## Task objective
Filter the listing below, please, and copy only the lines with the word "image".

------

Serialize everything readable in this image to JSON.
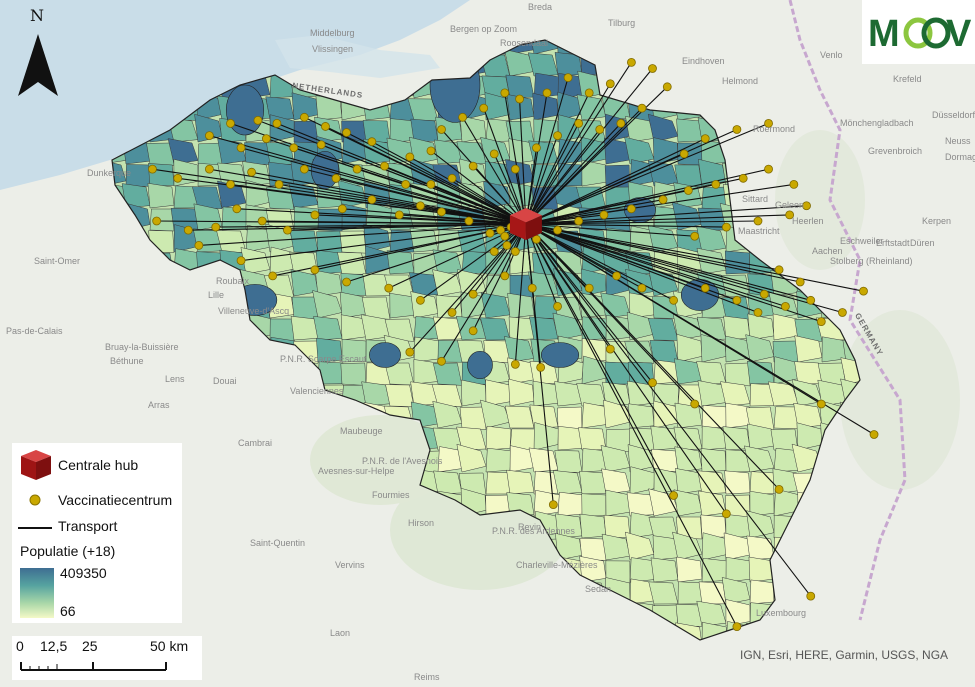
{
  "map": {
    "north_label": "N",
    "logo_text": "MOOV",
    "basemap_labels": {
      "countries": [
        "NETHERLANDS",
        "GERMANY"
      ],
      "cities": [
        "Middelburg",
        "Vlissingen",
        "Breda",
        "Tilburg",
        "Eindhoven",
        "Bergen op Zoom",
        "Roosendaal",
        "Helmond",
        "Roermond",
        "Venlo",
        "Krefeld",
        "Düsseldorf",
        "Mönchengladbach",
        "Neuss",
        "Grevenbroich",
        "Dormagen",
        "Sittard",
        "Geleen",
        "Heerlen",
        "Maastricht",
        "Aachen",
        "Düren",
        "Eschweiler",
        "Stolberg (Rheinland)",
        "Kerpen",
        "Erftstadt",
        "Dunkerque",
        "Saint-Omer",
        "Lille",
        "Roubaix",
        "Villeneuve-d'Ascq",
        "Béthune",
        "Lens",
        "Douai",
        "Arras",
        "Valenciennes",
        "Cambrai",
        "Bruay-la-Buissière",
        "Pas-de-Calais",
        "Saint-Quentin",
        "Laon",
        "Reims",
        "Charleville-Mézières",
        "Sedan",
        "Luxembourg",
        "Hirson",
        "Fourmies",
        "Avesnes-sur-Helpe",
        "Maubeuge",
        "Revin",
        "Vervins"
      ],
      "parks": [
        "P.N.R. Scarpe Escaut",
        "P.N.R. de l'Avesnois",
        "P.N.R. des Ardennes"
      ]
    },
    "attribution": "IGN, Esri, HERE, Garmin, USGS, NGA",
    "colors": {
      "hub": "#b81d1d",
      "center": "#c9a800",
      "transport": "#111111",
      "choropleth_low": "#f4f9c7",
      "choropleth_high": "#3e6e92",
      "water": "#c9dde8"
    },
    "hub": {
      "lon": 4.45,
      "lat": 50.87
    },
    "centers": [
      [
        2.95,
        51.16
      ],
      [
        3.05,
        51.2
      ],
      [
        3.18,
        51.21
      ],
      [
        3.27,
        51.2
      ],
      [
        3.4,
        51.22
      ],
      [
        3.5,
        51.19
      ],
      [
        3.1,
        51.12
      ],
      [
        3.22,
        51.15
      ],
      [
        3.35,
        51.12
      ],
      [
        3.48,
        51.13
      ],
      [
        3.6,
        51.17
      ],
      [
        3.72,
        51.14
      ],
      [
        2.68,
        51.05
      ],
      [
        2.8,
        51.02
      ],
      [
        2.95,
        51.05
      ],
      [
        3.05,
        51.0
      ],
      [
        3.15,
        51.04
      ],
      [
        3.28,
        51.0
      ],
      [
        3.4,
        51.05
      ],
      [
        3.55,
        51.02
      ],
      [
        3.65,
        51.05
      ],
      [
        3.78,
        51.06
      ],
      [
        3.9,
        51.09
      ],
      [
        4.0,
        51.11
      ],
      [
        4.05,
        51.18
      ],
      [
        4.15,
        51.22
      ],
      [
        4.25,
        51.25
      ],
      [
        4.35,
        51.3
      ],
      [
        4.42,
        51.28
      ],
      [
        4.55,
        51.3
      ],
      [
        4.65,
        51.35
      ],
      [
        4.75,
        51.3
      ],
      [
        4.85,
        51.33
      ],
      [
        4.95,
        51.4
      ],
      [
        5.05,
        51.38
      ],
      [
        5.12,
        51.32
      ],
      [
        5.0,
        51.25
      ],
      [
        4.9,
        51.2
      ],
      [
        4.8,
        51.18
      ],
      [
        4.7,
        51.2
      ],
      [
        4.6,
        51.16
      ],
      [
        4.5,
        51.12
      ],
      [
        4.4,
        51.05
      ],
      [
        4.3,
        51.1
      ],
      [
        4.2,
        51.06
      ],
      [
        4.1,
        51.02
      ],
      [
        4.0,
        51.0
      ],
      [
        3.88,
        51.0
      ],
      [
        2.7,
        50.88
      ],
      [
        2.85,
        50.85
      ],
      [
        2.98,
        50.86
      ],
      [
        3.08,
        50.92
      ],
      [
        3.2,
        50.88
      ],
      [
        3.32,
        50.85
      ],
      [
        3.45,
        50.9
      ],
      [
        3.58,
        50.92
      ],
      [
        3.72,
        50.95
      ],
      [
        3.85,
        50.9
      ],
      [
        3.95,
        50.93
      ],
      [
        4.05,
        50.91
      ],
      [
        4.18,
        50.88
      ],
      [
        4.28,
        50.84
      ],
      [
        4.33,
        50.85
      ],
      [
        4.35,
        50.83
      ],
      [
        4.38,
        50.86
      ],
      [
        4.36,
        50.8
      ],
      [
        4.3,
        50.78
      ],
      [
        4.4,
        50.78
      ],
      [
        4.5,
        50.82
      ],
      [
        4.6,
        50.85
      ],
      [
        4.7,
        50.88
      ],
      [
        4.82,
        50.9
      ],
      [
        4.95,
        50.92
      ],
      [
        5.1,
        50.95
      ],
      [
        5.22,
        50.98
      ],
      [
        5.35,
        51.0
      ],
      [
        5.48,
        51.02
      ],
      [
        5.6,
        51.05
      ],
      [
        5.72,
        51.0
      ],
      [
        5.78,
        50.93
      ],
      [
        5.7,
        50.9
      ],
      [
        5.55,
        50.88
      ],
      [
        5.4,
        50.86
      ],
      [
        5.25,
        50.83
      ],
      [
        5.6,
        51.2
      ],
      [
        5.45,
        51.18
      ],
      [
        5.3,
        51.15
      ],
      [
        5.2,
        51.1
      ],
      [
        2.9,
        50.8
      ],
      [
        3.1,
        50.75
      ],
      [
        3.25,
        50.7
      ],
      [
        3.45,
        50.72
      ],
      [
        3.6,
        50.68
      ],
      [
        3.8,
        50.66
      ],
      [
        3.95,
        50.62
      ],
      [
        4.1,
        50.58
      ],
      [
        4.2,
        50.64
      ],
      [
        4.35,
        50.7
      ],
      [
        4.48,
        50.66
      ],
      [
        4.6,
        50.6
      ],
      [
        4.75,
        50.66
      ],
      [
        4.88,
        50.7
      ],
      [
        5.0,
        50.66
      ],
      [
        5.15,
        50.62
      ],
      [
        5.3,
        50.66
      ],
      [
        5.45,
        50.62
      ],
      [
        5.58,
        50.64
      ],
      [
        5.68,
        50.6
      ],
      [
        5.8,
        50.62
      ],
      [
        5.95,
        50.58
      ],
      [
        6.05,
        50.65
      ],
      [
        5.85,
        50.55
      ],
      [
        5.55,
        50.58
      ],
      [
        5.75,
        50.68
      ],
      [
        5.65,
        50.72
      ],
      [
        3.9,
        50.45
      ],
      [
        4.05,
        50.42
      ],
      [
        4.4,
        50.41
      ],
      [
        4.52,
        50.4
      ],
      [
        4.2,
        50.52
      ],
      [
        4.85,
        50.46
      ],
      [
        5.05,
        50.35
      ],
      [
        5.25,
        50.28
      ],
      [
        5.85,
        50.28
      ],
      [
        6.1,
        50.18
      ],
      [
        4.58,
        49.95
      ],
      [
        5.15,
        49.98
      ],
      [
        5.4,
        49.92
      ],
      [
        5.65,
        50.0
      ],
      [
        5.8,
        49.65
      ],
      [
        5.45,
        49.55
      ]
    ]
  }
}
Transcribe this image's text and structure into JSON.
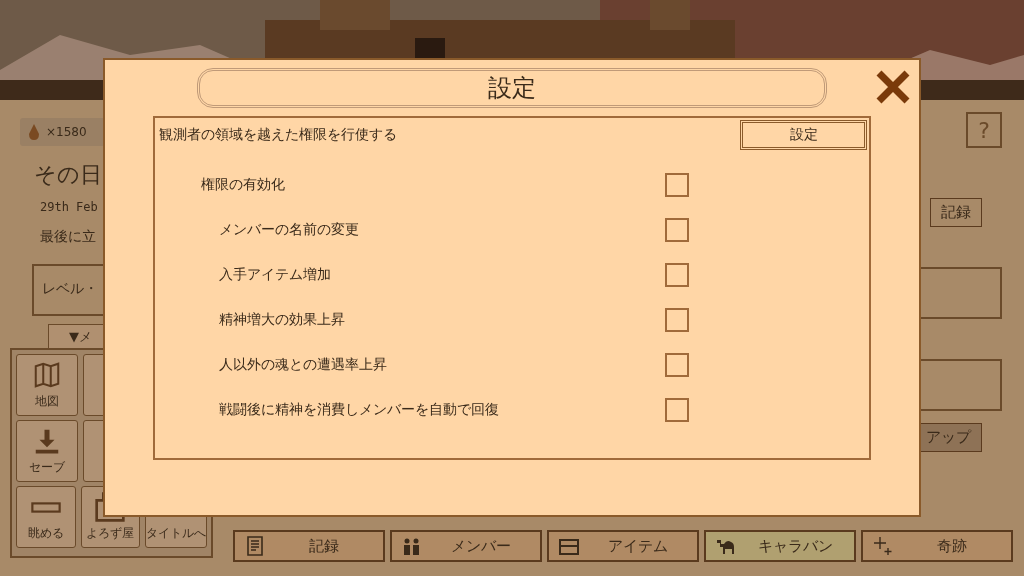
{
  "background": {
    "currency": "×1580",
    "title": "その日",
    "date": "29th Feb",
    "note": "最後に立",
    "level_box": "レベル・",
    "menu_tab": "▼メ",
    "tiles": [
      {
        "kind": "map",
        "label": "地図"
      },
      {
        "kind": "blank"
      },
      {
        "kind": "save",
        "label": "セーブ"
      },
      {
        "kind": "blank"
      },
      {
        "kind": "view",
        "label": "眺める"
      },
      {
        "kind": "shop",
        "label": "よろず屋"
      },
      {
        "kind": "title",
        "label": "タイトルへ"
      }
    ],
    "help_button": "?",
    "record_button": "記録",
    "up_button": "アップ"
  },
  "tabs": [
    {
      "kind": "record",
      "label": "記録",
      "selected": false
    },
    {
      "kind": "members",
      "label": "メンバー",
      "selected": false
    },
    {
      "kind": "items",
      "label": "アイテム",
      "selected": false
    },
    {
      "kind": "caravan",
      "label": "キャラバン",
      "selected": true
    },
    {
      "kind": "miracle",
      "label": "奇跡",
      "selected": false
    }
  ],
  "dialog": {
    "title": "設定",
    "section": {
      "heading": "観測者の領域を越えた権限を行使する",
      "button": "設定",
      "options": [
        {
          "label": "権限の有効化",
          "checked": false,
          "children": [
            {
              "label": "メンバーの名前の変更",
              "checked": false
            },
            {
              "label": "入手アイテム増加",
              "checked": false
            },
            {
              "label": "精神増大の効果上昇",
              "checked": false
            },
            {
              "label": "人以外の魂との遭遇率上昇",
              "checked": false
            },
            {
              "label": "戦闘後に精神を消費しメンバーを自動で回復",
              "checked": false
            }
          ]
        }
      ]
    }
  }
}
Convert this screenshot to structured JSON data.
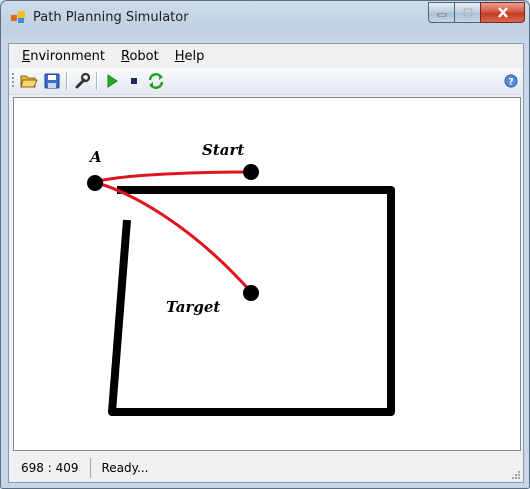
{
  "window": {
    "title": "Path Planning Simulator"
  },
  "menu": {
    "items": [
      {
        "label": "Environment",
        "ul": "E",
        "rest": "nvironment"
      },
      {
        "label": "Robot",
        "ul": "R",
        "rest": "obot"
      },
      {
        "label": "Help",
        "ul": "H",
        "rest": "elp"
      }
    ]
  },
  "toolbar": {
    "icons": [
      "open-folder-icon",
      "save-icon",
      "wrench-icon",
      "play-icon",
      "stop-icon",
      "refresh-icon",
      "help-icon"
    ]
  },
  "canvas": {
    "labels": {
      "a": "A",
      "start": "Start",
      "target": "Target"
    },
    "colors": {
      "path": "#e0141c",
      "obstacle": "#000000",
      "point": "#000000"
    }
  },
  "status": {
    "coords": "698 : 409",
    "text": "Ready..."
  }
}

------

## Answer to the exercise
Serialize everything readable in this image to JSON.
Transcribe this image's text and structure into JSON.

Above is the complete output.